··· RECORDS FOR THE TASK ···

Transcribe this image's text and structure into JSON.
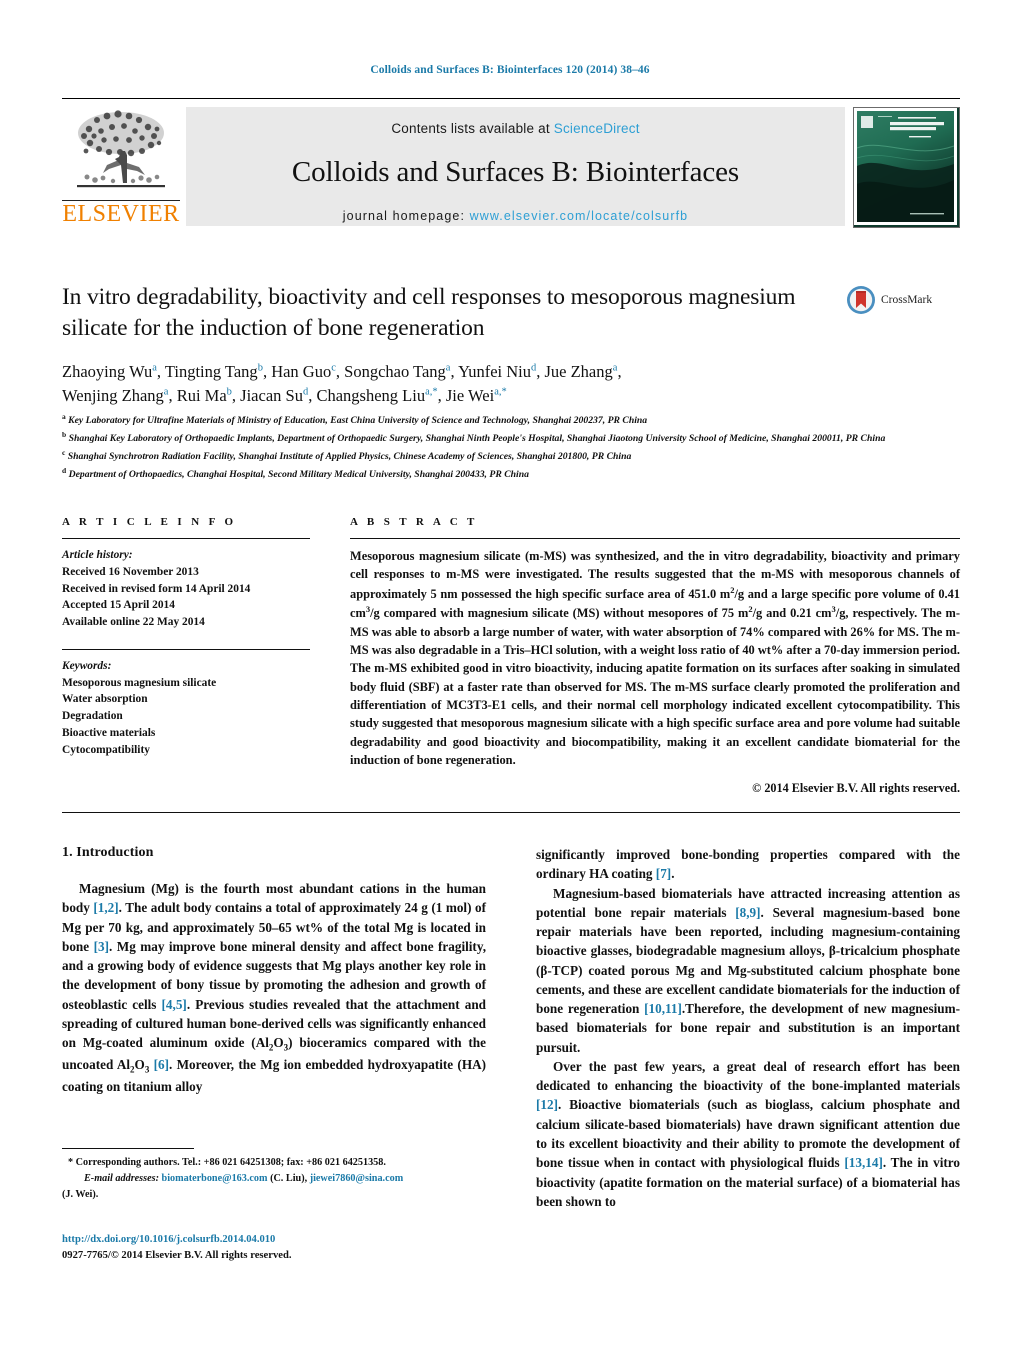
{
  "running_head": "Colloids and Surfaces B: Biointerfaces 120 (2014) 38–46",
  "masthead": {
    "publisher": "ELSEVIER",
    "contents_prefix": "Contents lists available at ",
    "contents_link": "ScienceDirect",
    "journal_title": "Colloids and Surfaces B: Biointerfaces",
    "homepage_prefix": "journal homepage: ",
    "homepage_url": "www.elsevier.com/locate/colsurfb",
    "cover_line1": "COLLOIDS AND",
    "cover_line2": "SURFACES B"
  },
  "crossmark": {
    "label": "CrossMark"
  },
  "article": {
    "title": "In vitro degradability, bioactivity and cell responses to mesoporous magnesium silicate for the induction of bone regeneration",
    "authors_line1": "Zhaoying Wu<sup>a</sup>, Tingting Tang<sup>b</sup>, Han Guo<sup>c</sup>, Songchao Tang<sup>a</sup>, Yunfei Niu<sup>d</sup>, Jue Zhang<sup>a</sup>,",
    "authors_line2": "Wenjing Zhang<sup>a</sup>, Rui Ma<sup>b</sup>, Jiacan Su<sup>d</sup>, Changsheng Liu<sup>a,<span class=\"star\">*</span></sup>, Jie Wei<sup>a,<span class=\"star\">*</span></sup>",
    "affiliations": [
      "<sup>a</sup> Key Laboratory for Ultrafine Materials of Ministry of Education, East China University of Science and Technology, Shanghai 200237, PR China",
      "<sup>b</sup> Shanghai Key Laboratory of Orthopaedic Implants, Department of Orthopaedic Surgery, Shanghai Ninth People's Hospital, Shanghai Jiaotong University School of Medicine, Shanghai 200011, PR China",
      "<sup>c</sup> Shanghai Synchrotron Radiation Facility, Shanghai Institute of Applied Physics, Chinese Academy of Sciences, Shanghai 201800, PR China",
      "<sup>d</sup> Department of Orthopaedics, Changhai Hospital, Second Military Medical University, Shanghai 200433, PR China"
    ]
  },
  "article_info": {
    "heading": "A R T I C L E  I N F O",
    "history_label": "Article history:",
    "history": [
      "Received 16 November 2013",
      "Received in revised form 14 April 2014",
      "Accepted 15 April 2014",
      "Available online 22 May 2014"
    ],
    "keywords_label": "Keywords:",
    "keywords": [
      "Mesoporous magnesium silicate",
      "Water absorption",
      "Degradation",
      "Bioactive materials",
      "Cytocompatibility"
    ]
  },
  "abstract": {
    "heading": "A B S T R A C T",
    "text": "Mesoporous magnesium silicate (m-MS) was synthesized, and the in vitro degradability, bioactivity and primary cell responses to m-MS were investigated. The results suggested that the m-MS with mesoporous channels of approximately 5 nm possessed the high specific surface area of 451.0 m<sup>2</sup>/g and a large specific pore volume of 0.41 cm<sup>3</sup>/g compared with magnesium silicate (MS) without mesopores of 75 m<sup>2</sup>/g and 0.21 cm<sup>3</sup>/g, respectively. The m-MS was able to absorb a large number of water, with water absorption of 74% compared with 26% for MS. The m-MS was also degradable in a Tris–HCl solution, with a weight loss ratio of 40 wt% after a 70-day immersion period. The m-MS exhibited good in vitro bioactivity, inducing apatite formation on its surfaces after soaking in simulated body fluid (SBF) at a faster rate than observed for MS. The m-MS surface clearly promoted the proliferation and differentiation of MC3T3-E1 cells, and their normal cell morphology indicated excellent cytocompatibility. This study suggested that mesoporous magnesium silicate with a high specific surface area and pore volume had suitable degradability and good bioactivity and biocompatibility, making it an excellent candidate biomaterial for the induction of bone regeneration.",
    "copyright": "© 2014 Elsevier B.V. All rights reserved."
  },
  "body": {
    "section_title": "1.  Introduction",
    "left_paragraphs": [
      "Magnesium (Mg) is the fourth most abundant cations in the human body <span class=\"ref\">[1,2]</span>. The adult body contains a total of approximately 24 g (1 mol) of Mg per 70 kg, and approximately 50–65 wt% of the total Mg is located in bone <span class=\"ref\">[3]</span>. Mg may improve bone mineral density and affect bone fragility, and a growing body of evidence suggests that Mg plays another key role in the development of bony tissue by promoting the adhesion and growth of osteoblastic cells <span class=\"ref\">[4,5]</span>. Previous studies revealed that the attachment and spreading of cultured human bone-derived cells was significantly enhanced on Mg-coated aluminum oxide (Al<sub>2</sub>O<sub>3</sub>) bioceramics compared with the uncoated Al<sub>2</sub>O<sub>3</sub> <span class=\"ref\">[6]</span>. Moreover, the Mg ion embedded hydroxyapatite (HA) coating on titanium alloy"
    ],
    "right_paragraphs": [
      "significantly improved bone-bonding properties compared with the ordinary HA coating <span class=\"ref\">[7]</span>.",
      "Magnesium-based biomaterials have attracted increasing attention as potential bone repair materials <span class=\"ref\">[8,9]</span>. Several magnesium-based bone repair materials have been reported, including magnesium-containing bioactive glasses, biodegradable magnesium alloys, β-tricalcium phosphate (β-TCP) coated porous Mg and Mg-substituted calcium phosphate bone cements, and these are excellent candidate biomaterials for the induction of bone regeneration <span class=\"ref\">[10,11]</span>.Therefore, the development of new magnesium-based biomaterials for bone repair and substitution is an important pursuit.",
      "Over the past few years, a great deal of research effort has been dedicated to enhancing the bioactivity of the bone-implanted materials <span class=\"ref\">[12]</span>. Bioactive biomaterials (such as bioglass, calcium phosphate and calcium silicate-based biomaterials) have drawn significant attention due to its excellent bioactivity and their ability to promote the development of bone tissue when in contact with physiological fluids <span class=\"ref\">[13,14]</span>. The in vitro bioactivity (apatite formation on the material surface) of a biomaterial has been shown to"
    ]
  },
  "footnote": {
    "corresponding": "*  Corresponding authors. Tel.: +86 021 64251308; fax: +86 021 64251358.",
    "email_label": "E-mail addresses:",
    "email1": "biomaterbone@163.com",
    "email1_owner": "(C. Liu),",
    "email2": "jiewei7860@sina.com",
    "email2_owner": "(J. Wei).",
    "doi": "http://dx.doi.org/10.1016/j.colsurfb.2014.04.010",
    "issn_line": "0927-7765/© 2014 Elsevier B.V. All rights reserved."
  }
}
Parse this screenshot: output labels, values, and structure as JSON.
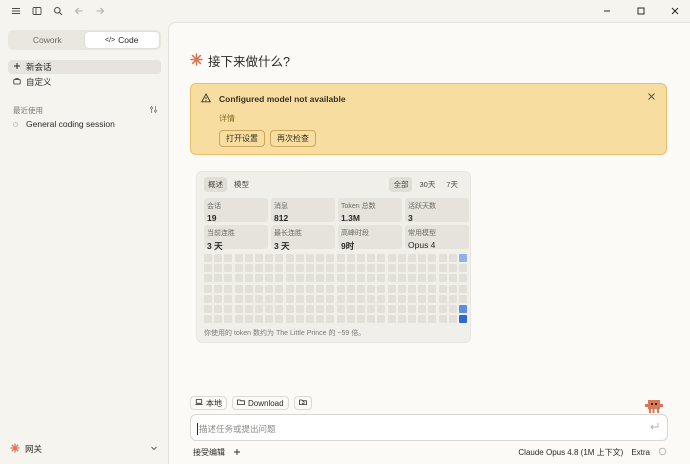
{
  "sidebar": {
    "mode_tabs": [
      {
        "label": "Cowork",
        "active": false
      },
      {
        "label": "Code",
        "active": true
      }
    ],
    "nav": [
      {
        "label": "新会话",
        "icon": "plus-icon",
        "active": true
      },
      {
        "label": "自定义",
        "icon": "briefcase-icon",
        "active": false
      }
    ],
    "recents_title": "最近使用",
    "recents": [
      {
        "label": "General coding session"
      }
    ],
    "footer_label": "网关"
  },
  "main": {
    "greeting": "接下来做什么?",
    "banner": {
      "title": "Configured model not available",
      "details": "详情",
      "open_settings": "打开设置",
      "recheck": "再次检查"
    },
    "stats": {
      "tabs": [
        {
          "label": "概述",
          "active": true
        },
        {
          "label": "模型",
          "active": false
        }
      ],
      "ranges": [
        {
          "label": "全部",
          "active": true
        },
        {
          "label": "30天",
          "active": false
        },
        {
          "label": "7天",
          "active": false
        }
      ],
      "cards": [
        {
          "label": "会话",
          "value": "19"
        },
        {
          "label": "消息",
          "value": "812"
        },
        {
          "label": "Token 总数",
          "value": "1.3M"
        },
        {
          "label": "活跃天数",
          "value": "3"
        },
        {
          "label": "当前连胜",
          "value": "3 天"
        },
        {
          "label": "最长连胜",
          "value": "3 天"
        },
        {
          "label": "高峰时段",
          "value": "9时"
        },
        {
          "label": "常用模型",
          "value": "Opus 4"
        }
      ],
      "footnote": "你使用的 token 数约为 The Little Prince 的 ~59 倍。"
    },
    "context_chips": [
      {
        "label": "本地",
        "icon": "laptop-icon"
      },
      {
        "label": "Download",
        "icon": "folder-icon"
      },
      {
        "label": "",
        "icon": "folder-refresh-icon"
      }
    ],
    "composer_placeholder": "描述任务或提出问题",
    "accept_edits": "接受编辑",
    "model_label": "Claude Opus 4.8 (1M 上下文)",
    "effort_label": "Extra"
  },
  "colors": {
    "accent": "#d97757",
    "banner_bg": "#f7dea0",
    "banner_border": "#e6c06a",
    "heat_empty": "#e2e0d9",
    "heat_light": "#8fb3e8",
    "heat_mid": "#5b8ee0",
    "heat_dark": "#2f67d4"
  },
  "heatmap": {
    "rows": 7,
    "cols": 26,
    "active_cells": [
      {
        "row": 0,
        "col": 25,
        "level": "light"
      },
      {
        "row": 5,
        "col": 25,
        "level": "mid"
      },
      {
        "row": 6,
        "col": 25,
        "level": "dark"
      }
    ]
  }
}
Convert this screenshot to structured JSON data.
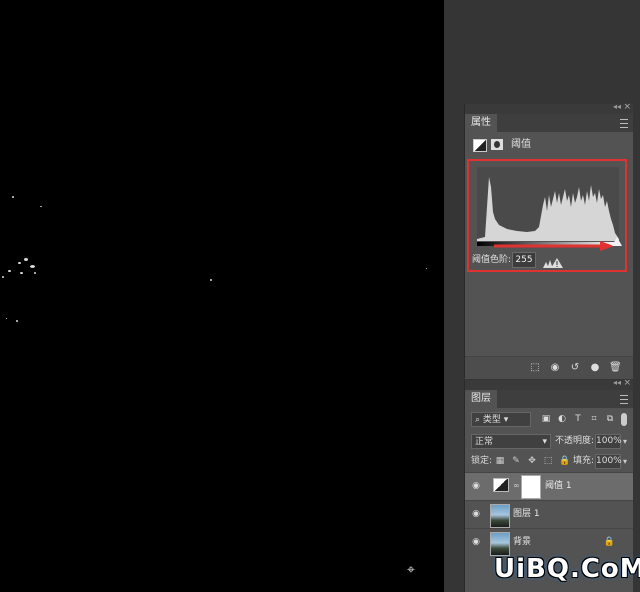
{
  "canvas": {
    "cursor_icon": "crosshair-cursor-icon"
  },
  "properties_panel": {
    "tab_label": "属性",
    "adjustment_name": "阈值",
    "threshold_label": "阈值色阶:",
    "threshold_value": "255",
    "highlight_color": "#e13232",
    "bottom_icons": [
      "clip-to-layer-icon",
      "view-previous-icon",
      "reset-icon",
      "visibility-icon",
      "delete-icon"
    ]
  },
  "layers_panel": {
    "tab_label": "图层",
    "filter_kind": "类型",
    "blend_mode": "正常",
    "opacity_label": "不透明度:",
    "opacity_value": "100%",
    "lock_label": "锁定:",
    "fill_label": "填充:",
    "fill_value": "100%",
    "layers": [
      {
        "name": "阈值 1",
        "type": "adjustment",
        "selected": true
      },
      {
        "name": "图层 1",
        "type": "pixel",
        "selected": false
      },
      {
        "name": "背景",
        "type": "background",
        "selected": false,
        "locked": true
      }
    ]
  },
  "watermark": {
    "text_main": "UiBQ.CoM",
    "accent": "#1d73d1"
  }
}
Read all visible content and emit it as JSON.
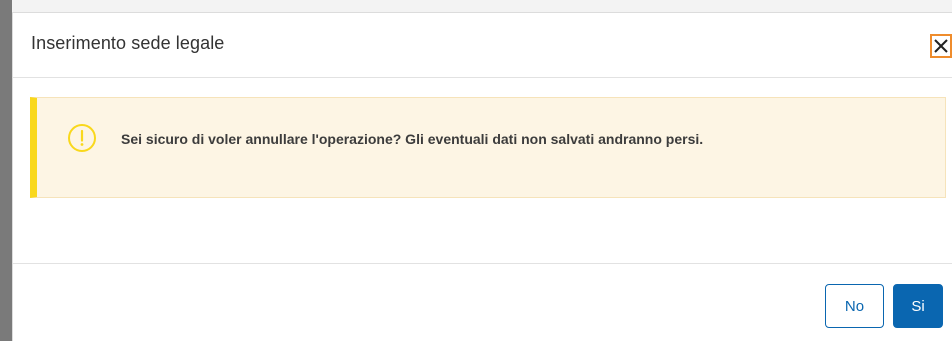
{
  "dialog": {
    "title": "Inserimento sede legale",
    "close_icon": "close-icon"
  },
  "alert": {
    "type": "warning",
    "icon": "warning-circle-icon",
    "message": "Sei sicuro di voler annullare l'operazione? Gli eventuali dati non salvati andranno persi."
  },
  "footer": {
    "no_label": "No",
    "si_label": "Si"
  },
  "colors": {
    "alert_accent": "#f9d81c",
    "alert_background": "#fdf5e4",
    "primary": "#0a66b0",
    "focus_outline": "#ef8c2c"
  }
}
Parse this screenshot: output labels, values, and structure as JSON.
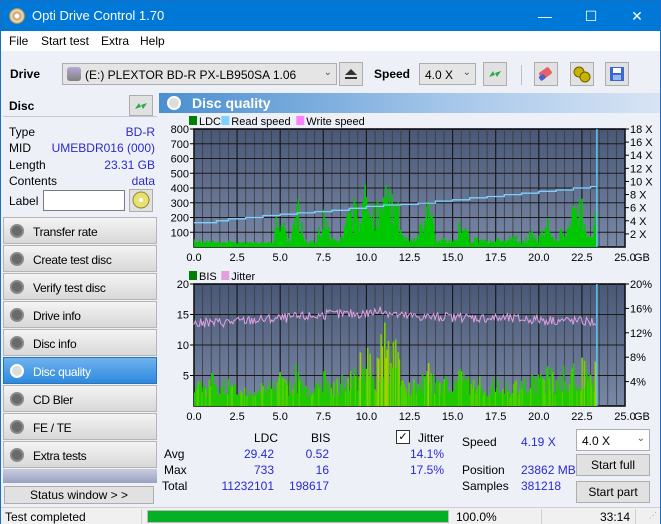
{
  "window": {
    "title": "Opti Drive Control 1.70",
    "minimize": "—",
    "maximize": "☐",
    "close": "✕"
  },
  "menu": [
    "File",
    "Start test",
    "Extra",
    "Help"
  ],
  "toolbar": {
    "drive_label": "Drive",
    "drive_value": "(E:)  PLEXTOR BD-R  PX-LB950SA 1.06",
    "speed_label": "Speed",
    "speed_value": "4.0 X"
  },
  "disc": {
    "header": "Disc",
    "rows": [
      {
        "key": "Type",
        "value": "BD-R"
      },
      {
        "key": "MID",
        "value": "UMEBDR016 (000)"
      },
      {
        "key": "Length",
        "value": "23.31 GB"
      },
      {
        "key": "Contents",
        "value": "data"
      }
    ],
    "label_key": "Label",
    "label_value": ""
  },
  "nav": [
    {
      "label": "Transfer rate",
      "active": false
    },
    {
      "label": "Create test disc",
      "active": false
    },
    {
      "label": "Verify test disc",
      "active": false
    },
    {
      "label": "Drive info",
      "active": false
    },
    {
      "label": "Disc info",
      "active": false
    },
    {
      "label": "Disc quality",
      "active": true
    },
    {
      "label": "CD Bler",
      "active": false
    },
    {
      "label": "FE / TE",
      "active": false
    },
    {
      "label": "Extra tests",
      "active": false
    }
  ],
  "status_window_button": "Status window > >",
  "panel": {
    "title": "Disc quality"
  },
  "chart_data": [
    {
      "type": "bar",
      "title": "LDC / Read speed",
      "legend": [
        {
          "name": "LDC",
          "color": "#008000"
        },
        {
          "name": "Read speed",
          "color": "#80d0ff"
        },
        {
          "name": "Write speed",
          "color": "#ff80ff"
        }
      ],
      "legend_position": "top-left",
      "x_ticks": [
        "0.0",
        "2.5",
        "5.0",
        "7.5",
        "10.0",
        "12.5",
        "15.0",
        "17.5",
        "20.0",
        "22.5",
        "25.0"
      ],
      "x_unit": "GB",
      "xlim": [
        0,
        25
      ],
      "ylim_left": [
        0,
        800
      ],
      "y_ticks_left": [
        "100",
        "200",
        "300",
        "400",
        "500",
        "600",
        "700",
        "800"
      ],
      "ylim_right": [
        0,
        18
      ],
      "y_ticks_right": [
        "2 X",
        "4 X",
        "6 X",
        "8 X",
        "10 X",
        "12 X",
        "14 X",
        "16 X",
        "18 X"
      ],
      "grid": true,
      "series": [
        {
          "name": "LDC",
          "x": [
            0,
            0.5,
            1,
            1.5,
            2,
            2.5,
            3,
            3.5,
            4,
            4.5,
            4.9,
            5.5,
            6,
            6.5,
            7,
            7.5,
            8,
            8.5,
            9,
            9.5,
            10,
            10.5,
            10.9,
            11.3,
            11.7,
            12,
            12.5,
            13,
            13.5,
            14,
            14.5,
            15,
            15.5,
            16,
            16.5,
            17,
            17.5,
            18,
            18.5,
            19,
            19.5,
            20,
            20.5,
            21,
            21.5,
            22,
            22.5,
            23,
            23.3
          ],
          "values": [
            70,
            40,
            50,
            30,
            45,
            35,
            30,
            25,
            30,
            30,
            340,
            30,
            330,
            40,
            50,
            260,
            60,
            70,
            290,
            380,
            550,
            250,
            733,
            440,
            400,
            120,
            50,
            130,
            430,
            50,
            60,
            40,
            250,
            60,
            70,
            40,
            60,
            50,
            90,
            60,
            120,
            90,
            200,
            60,
            220,
            320,
            330,
            120,
            340
          ]
        },
        {
          "name": "Read speed",
          "x": [
            0,
            1.3,
            2,
            3,
            4,
            5,
            6,
            7,
            8,
            9,
            10,
            11,
            12,
            13,
            14,
            15,
            16,
            17,
            18,
            19,
            20,
            21,
            22,
            23,
            23.31
          ],
          "values": [
            3.7,
            4.0,
            4.3,
            4.5,
            4.8,
            5.0,
            5.2,
            5.4,
            5.6,
            5.9,
            6.2,
            6.4,
            6.5,
            6.7,
            7.0,
            7.2,
            7.5,
            7.7,
            8.0,
            8.2,
            8.5,
            8.7,
            9.0,
            9.2,
            9.3
          ]
        }
      ]
    },
    {
      "type": "bar",
      "title": "BIS / Jitter",
      "legend": [
        {
          "name": "BIS",
          "color": "#008000"
        },
        {
          "name": "Jitter",
          "color": "#e0a0e0"
        }
      ],
      "legend_position": "top-left",
      "x_ticks": [
        "0.0",
        "2.5",
        "5.0",
        "7.5",
        "10.0",
        "12.5",
        "15.0",
        "17.5",
        "20.0",
        "22.5",
        "25.0"
      ],
      "x_unit": "GB",
      "xlim": [
        0,
        25
      ],
      "ylim_left": [
        0,
        20
      ],
      "y_ticks_left": [
        "5",
        "10",
        "15",
        "20"
      ],
      "ylim_right": [
        0,
        20
      ],
      "y_ticks_right": [
        "4%",
        "8%",
        "12%",
        "16%",
        "20%"
      ],
      "grid": true,
      "series": [
        {
          "name": "BIS",
          "x": [
            0,
            0.5,
            1,
            1.5,
            2,
            2.5,
            3,
            3.5,
            4,
            4.5,
            5,
            5.5,
            6,
            6.5,
            7,
            7.5,
            8,
            8.5,
            9,
            9.5,
            10,
            10.5,
            10.9,
            11.3,
            11.7,
            12,
            12.5,
            13,
            13.5,
            14,
            14.5,
            15,
            15.5,
            16,
            16.5,
            17,
            17.5,
            18,
            18.5,
            19,
            19.5,
            20,
            20.5,
            21,
            21.5,
            22,
            22.5,
            23,
            23.3
          ],
          "values": [
            5,
            4,
            6,
            4,
            5,
            3,
            4,
            3,
            4,
            4,
            7,
            4,
            8,
            3,
            4,
            6,
            4,
            5,
            6,
            8,
            12,
            7,
            16,
            10,
            11,
            5,
            4,
            5,
            8,
            4,
            5,
            4,
            8,
            4,
            5,
            4,
            5,
            4,
            5,
            4,
            6,
            5,
            7,
            5,
            7,
            7,
            8,
            5,
            8
          ]
        },
        {
          "name": "Jitter",
          "x": [
            0,
            2,
            4,
            6,
            8,
            10,
            11,
            12,
            14,
            16,
            18,
            20,
            22,
            23.3
          ],
          "values": [
            13.5,
            13.8,
            14.2,
            14.6,
            15.0,
            15.2,
            15.6,
            14.8,
            14.6,
            14.5,
            14.4,
            14.2,
            14.0,
            13.8
          ]
        }
      ]
    }
  ],
  "stats": {
    "col_ldc": "LDC",
    "col_bis": "BIS",
    "jitter_label": "Jitter",
    "jitter_checked": true,
    "rows": [
      {
        "label": "Avg",
        "ldc": "29.42",
        "bis": "0.52",
        "jitter": "14.1%"
      },
      {
        "label": "Max",
        "ldc": "733",
        "bis": "16",
        "jitter": "17.5%"
      },
      {
        "label": "Total",
        "ldc": "11232101",
        "bis": "198617",
        "jitter": ""
      }
    ],
    "speed_label": "Speed",
    "speed_value": "4.19 X",
    "position_label": "Position",
    "position_value": "23862 MB",
    "samples_label": "Samples",
    "samples_value": "381218",
    "speed_select": "4.0 X",
    "start_full": "Start full",
    "start_part": "Start part"
  },
  "statusbar": {
    "text": "Test completed",
    "progress_percent": 100.0,
    "progress_label": "100.0%",
    "time": "33:14"
  }
}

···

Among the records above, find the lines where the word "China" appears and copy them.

      "<sup>a</sup> Key Laboratory for Ultrafine Materials of Ministry of Education, East China University of Science and Technology, Shanghai 200237, PR China",
      "<sup>b</sup> Shanghai Key Laboratory of Orthopaedic Implants, Department of Orthopaedic Surgery, Shanghai Ninth People's Hospital, Shanghai Jiaotong University School of Medicine, Shanghai 200011, PR China",
      "<sup>c</sup> Shanghai Synchrotron Radiation Facility, Shanghai Institute of Applied Physics, Chinese Academy of Sciences, Shanghai 201800, PR China",
      "<sup>d</sup> Department of Orthopaedics, Changhai Hospital, Second Military Medical University, Shanghai 200433, PR China"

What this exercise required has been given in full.